Mumford & Sons continue the longstanding tradition of British invasion with pop music created by a fabulous foursome from across the pond, yet Marcus Mumford and his namesake band also bring something fresh to the turntable. Their Grammy-nominated record Sigh No More and the follow-up Babel — which rose to #1 on several charts — showcase the band’s rowdy talent and literary intelligence, relentless instrumentals that reel and spin, not to mention the charmingly crisp British accent.

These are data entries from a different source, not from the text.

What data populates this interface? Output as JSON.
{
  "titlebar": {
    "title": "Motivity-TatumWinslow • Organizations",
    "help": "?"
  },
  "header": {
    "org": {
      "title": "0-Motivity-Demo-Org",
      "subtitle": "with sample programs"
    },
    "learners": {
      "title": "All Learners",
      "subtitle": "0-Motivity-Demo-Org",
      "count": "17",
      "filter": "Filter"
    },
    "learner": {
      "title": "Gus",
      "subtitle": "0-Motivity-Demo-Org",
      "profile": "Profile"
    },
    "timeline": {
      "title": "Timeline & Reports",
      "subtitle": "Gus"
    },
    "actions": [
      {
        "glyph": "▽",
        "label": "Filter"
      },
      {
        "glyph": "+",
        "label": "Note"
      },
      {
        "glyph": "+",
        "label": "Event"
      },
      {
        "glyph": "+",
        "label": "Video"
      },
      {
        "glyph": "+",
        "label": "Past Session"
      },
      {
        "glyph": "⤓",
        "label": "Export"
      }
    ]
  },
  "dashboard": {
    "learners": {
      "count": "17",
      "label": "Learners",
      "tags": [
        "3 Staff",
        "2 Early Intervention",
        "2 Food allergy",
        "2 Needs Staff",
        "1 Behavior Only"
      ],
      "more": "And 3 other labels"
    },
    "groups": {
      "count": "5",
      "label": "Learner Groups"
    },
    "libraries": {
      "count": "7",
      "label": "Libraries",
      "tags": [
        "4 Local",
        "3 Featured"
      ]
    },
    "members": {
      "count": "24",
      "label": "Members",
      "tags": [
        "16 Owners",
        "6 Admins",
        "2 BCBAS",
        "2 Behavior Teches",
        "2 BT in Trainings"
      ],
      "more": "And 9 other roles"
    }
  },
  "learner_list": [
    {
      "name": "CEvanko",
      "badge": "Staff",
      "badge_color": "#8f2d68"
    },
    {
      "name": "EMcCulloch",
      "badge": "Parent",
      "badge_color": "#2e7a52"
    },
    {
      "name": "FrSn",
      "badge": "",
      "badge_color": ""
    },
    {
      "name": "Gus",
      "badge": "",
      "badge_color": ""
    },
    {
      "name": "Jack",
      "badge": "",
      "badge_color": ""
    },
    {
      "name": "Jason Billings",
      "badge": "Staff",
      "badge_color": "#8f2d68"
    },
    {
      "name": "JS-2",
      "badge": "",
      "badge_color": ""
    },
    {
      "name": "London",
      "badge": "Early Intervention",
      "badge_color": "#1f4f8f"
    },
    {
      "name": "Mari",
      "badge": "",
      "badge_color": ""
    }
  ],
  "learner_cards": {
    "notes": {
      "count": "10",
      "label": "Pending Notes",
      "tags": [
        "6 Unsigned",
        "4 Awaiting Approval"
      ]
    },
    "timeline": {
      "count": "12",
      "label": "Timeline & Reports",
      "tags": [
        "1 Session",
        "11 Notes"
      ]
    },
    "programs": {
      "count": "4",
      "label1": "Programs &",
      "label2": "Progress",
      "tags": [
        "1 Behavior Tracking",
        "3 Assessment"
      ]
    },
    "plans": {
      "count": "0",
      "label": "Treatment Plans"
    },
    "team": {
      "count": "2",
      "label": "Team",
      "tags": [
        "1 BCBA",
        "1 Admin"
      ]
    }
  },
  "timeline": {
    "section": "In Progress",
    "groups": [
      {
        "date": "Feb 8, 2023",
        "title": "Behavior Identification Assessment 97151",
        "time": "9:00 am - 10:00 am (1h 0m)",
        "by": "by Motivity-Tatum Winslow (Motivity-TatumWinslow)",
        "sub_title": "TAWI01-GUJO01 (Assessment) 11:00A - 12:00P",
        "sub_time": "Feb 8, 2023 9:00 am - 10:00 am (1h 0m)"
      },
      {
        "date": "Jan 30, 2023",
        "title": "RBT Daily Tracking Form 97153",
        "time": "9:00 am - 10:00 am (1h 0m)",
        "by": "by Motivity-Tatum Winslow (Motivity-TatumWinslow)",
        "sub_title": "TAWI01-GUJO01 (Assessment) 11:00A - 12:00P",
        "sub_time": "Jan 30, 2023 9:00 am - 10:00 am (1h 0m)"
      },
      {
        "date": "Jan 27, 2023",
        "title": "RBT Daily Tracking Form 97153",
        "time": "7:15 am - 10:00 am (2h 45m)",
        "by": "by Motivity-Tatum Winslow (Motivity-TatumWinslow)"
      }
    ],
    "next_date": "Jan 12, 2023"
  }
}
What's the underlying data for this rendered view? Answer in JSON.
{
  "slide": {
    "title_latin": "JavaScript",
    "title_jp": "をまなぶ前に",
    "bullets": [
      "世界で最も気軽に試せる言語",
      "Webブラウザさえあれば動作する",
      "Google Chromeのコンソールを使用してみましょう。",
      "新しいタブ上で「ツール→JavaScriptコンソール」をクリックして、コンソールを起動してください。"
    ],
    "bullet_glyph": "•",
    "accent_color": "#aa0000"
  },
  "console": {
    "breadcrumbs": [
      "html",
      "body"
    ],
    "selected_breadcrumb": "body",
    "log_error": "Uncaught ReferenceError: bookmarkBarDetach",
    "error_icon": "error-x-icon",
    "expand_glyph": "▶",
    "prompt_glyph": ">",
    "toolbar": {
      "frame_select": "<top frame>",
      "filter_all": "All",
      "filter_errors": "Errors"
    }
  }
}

Marcus Mumford favors dress shirts and suit vests and looks as if he’d be equally at home in the 19th century as a busker. He and his blokes pour themselves into their instruments and their harmonious vocals, no holding back. But their inspired and inspiring lyrics also help their songs stand out. Biblical and literary influences lend depth to M&S songs with some bookish lyrics that allude to fellow British writers William Shakespeare and G.K. Chesterton. Their music snugs up against traditional pub music, but step up the pace: Mumford & Sons’ kinetic songs brazenly push the envelope on how fast a human can strum strings.
10) “The Cave”
This rousing song rose to #27 on Billboard’s Hot 100 in 2011. Mumford & Sons know how to build a song. “The Cave” starts with a merry melody, a song that begins slowly an innocently, but accelerates toward an outrageous pace as the banjo player burns up the strings. “The Cave” is a song of enlightenment: “I will hold on hope . . . I’ll find strength in pain,” Mumford sings in his raspy voice.
9) “Lover’s Eyes”
An austere and heartbreaking song, “Tame the ghosts in my head that run wild and wish me dead, should you shake my ash to the wind, Lord forgive all of my sins.”
8) “Winter Winds”
This bouncy song opens with a sound evocative of a New Orleans street parade, plus banjo. It’s a song set on their home turf: “As the winter winds litter London with lonely hearts . . .” This is a reluctant love song with literary lyrics typical of Mumford & Sons: “Your beauty trumped my doubt.”
A deep track on the first record, this transcendent song shows off the guys’ seamless harmonies and the bandleader’s literary sensitivities. According to the official forum, this song draws inspiration on the book “East of Eden,” Marcus Mumford’s favorite novel. The lyrics are chilling – “Cold is the water, it freezes your already cold mind,” “Death is at your doorstep” – but also comforting: “You are not alone in this…as brothers we will stand and we’ll hold your hand,” “You have your choices, these are what make man great, his ladder to the stars.” Not the most popular of Mumford & Sons songs, it’s nonetheless a precious gem.
6) “Lover of the Light”
On Babel, Mumford & Sons continued their high-vibe, spiritual bent with this song; another tune that that begins quietly and slowly and builds until Mumford practically screams the song’s title.
5) “Awake My Soul”
Spirituality seems inherent in the songs of Mumford & Sons. “Now my heart stumbles on things I don’t know.” “Your soul you must keep totally free.” Even mentioning the soul Mumford puts out a reverential vibe when he belts spirituality tinged lyrics: “In these bodies we will live. In these bodies we will die. And where you invest your love, you invest your life . . . You were meant to meet your maker.”
4) “I Will Wait”
A jam tune from the first note, this is a sparkling love song full of devotion. In 2013, the unrelenting single rose to #12 on the Billboard Hot 100 and received the Grammy nomination for Best Rock Performance. The tune includes another reference to the soul. Mumford & Sons don't shy away from spirituality. “Paint my spirit gold and bow my head”
3) “Little Lion Man”
The band’s breakout single caught the ear of listeners captivated by an outrageous tempo and a tune that sounded fresh and different. For all his pious moments—the title Babel alludes to the Old Testament tower and several songs mention the soul—Marcus Mumford is not above using the F word, requires radio dubbing to change the vulgarity to “messed.”
2) “Below My Feet”
This is a song with a poetic sense, both lyrically and musically. Like many Mumford & Sons songs, this number starts slowly and sparely and adds passion until it becomes a barn-burner, a rebel yell, a plaintive shouted plea: “Keep the earth below my feet, for all my sweat my blood runs weak, let me learn from where I have been, keep my eyes to serve my hands to learn.” The tenacity of the players is evident in this song as the band bobs and weaves through the music, outrageously energetic toward the song’s end.
1) “Ghosts That We Knew”
This is an elegant and yet not overly manicured anthem striking original chords that sound almost like an austere prayer sung: “Give me hope in the darkness that I will see the light.” This song bounces along with moments evoking the Old West, the sacred and the profane harnessed, and shifts gears mid-way toward a gallop. The opening of the song features pared back, austere sonics, but the tune – like so many Mumford and Sons’ songs -– builds from the simple and passes into another realm of runaway wild, fireworks passion unselfconscious and warm. We all know ghosts and recent disgrace. This is a song that rings true with all the sparkle and verve and depths of humanity.